## WHAT IS NEEDED
For this exercise, retype every record below exactly and keep the pictures out.

[Start of section]

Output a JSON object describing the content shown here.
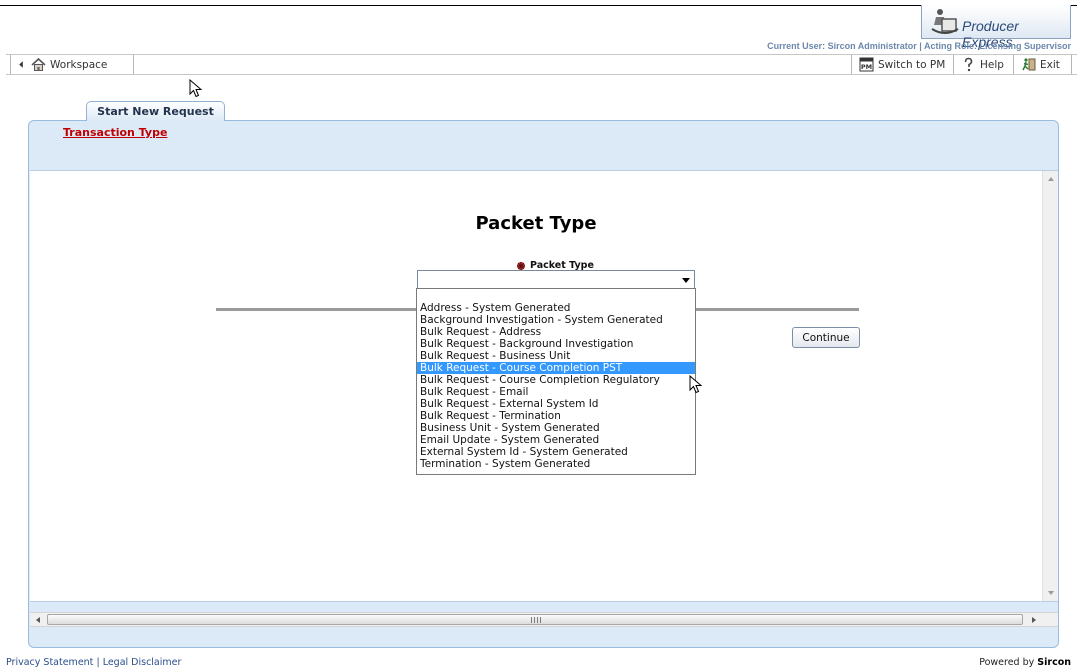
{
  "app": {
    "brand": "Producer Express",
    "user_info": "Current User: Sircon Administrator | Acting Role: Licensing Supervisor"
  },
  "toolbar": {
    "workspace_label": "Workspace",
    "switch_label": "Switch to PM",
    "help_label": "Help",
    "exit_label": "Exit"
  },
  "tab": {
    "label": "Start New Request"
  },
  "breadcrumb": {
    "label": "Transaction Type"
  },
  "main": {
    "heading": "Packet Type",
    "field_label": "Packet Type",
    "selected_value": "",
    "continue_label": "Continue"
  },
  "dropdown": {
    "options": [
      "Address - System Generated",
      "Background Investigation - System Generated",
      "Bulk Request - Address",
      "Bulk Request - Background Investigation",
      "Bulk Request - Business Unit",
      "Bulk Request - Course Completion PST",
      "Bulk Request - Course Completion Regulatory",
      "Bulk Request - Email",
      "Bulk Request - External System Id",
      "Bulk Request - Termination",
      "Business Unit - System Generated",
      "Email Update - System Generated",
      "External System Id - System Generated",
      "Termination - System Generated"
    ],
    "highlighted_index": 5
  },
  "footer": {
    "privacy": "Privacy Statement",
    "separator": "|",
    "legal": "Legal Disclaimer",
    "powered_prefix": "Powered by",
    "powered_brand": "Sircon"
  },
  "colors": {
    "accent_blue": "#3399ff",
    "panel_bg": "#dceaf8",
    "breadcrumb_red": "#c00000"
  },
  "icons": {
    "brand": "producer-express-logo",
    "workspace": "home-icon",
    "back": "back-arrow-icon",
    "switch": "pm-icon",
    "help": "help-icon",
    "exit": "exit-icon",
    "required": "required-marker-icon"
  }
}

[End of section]

## THE COMPLETED TASK
Output a JSON object describing the content shown here.
{
  "app": {
    "brand": "Producer Express",
    "user_info": "Current User: Sircon Administrator | Acting Role: Licensing Supervisor"
  },
  "toolbar": {
    "workspace_label": "Workspace",
    "switch_label": "Switch to PM",
    "help_label": "Help",
    "exit_label": "Exit"
  },
  "tab": {
    "label": "Start New Request"
  },
  "breadcrumb": {
    "label": "Transaction Type"
  },
  "main": {
    "heading": "Packet Type",
    "field_label": "Packet Type",
    "selected_value": "",
    "continue_label": "Continue"
  },
  "dropdown": {
    "options": [
      "Address - System Generated",
      "Background Investigation - System Generated",
      "Bulk Request - Address",
      "Bulk Request - Background Investigation",
      "Bulk Request - Business Unit",
      "Bulk Request - Course Completion PST",
      "Bulk Request - Course Completion Regulatory",
      "Bulk Request - Email",
      "Bulk Request - External System Id",
      "Bulk Request - Termination",
      "Business Unit - System Generated",
      "Email Update - System Generated",
      "External System Id - System Generated",
      "Termination - System Generated"
    ],
    "highlighted_index": 5
  },
  "footer": {
    "privacy": "Privacy Statement",
    "separator": "|",
    "legal": "Legal Disclaimer",
    "powered_prefix": "Powered by",
    "powered_brand": "Sircon"
  },
  "colors": {
    "accent_blue": "#3399ff",
    "panel_bg": "#dceaf8",
    "breadcrumb_red": "#c00000"
  },
  "icons": {
    "brand": "producer-express-logo",
    "workspace": "home-icon",
    "back": "back-arrow-icon",
    "switch": "pm-icon",
    "help": "help-icon",
    "exit": "exit-icon",
    "required": "required-marker-icon"
  }
}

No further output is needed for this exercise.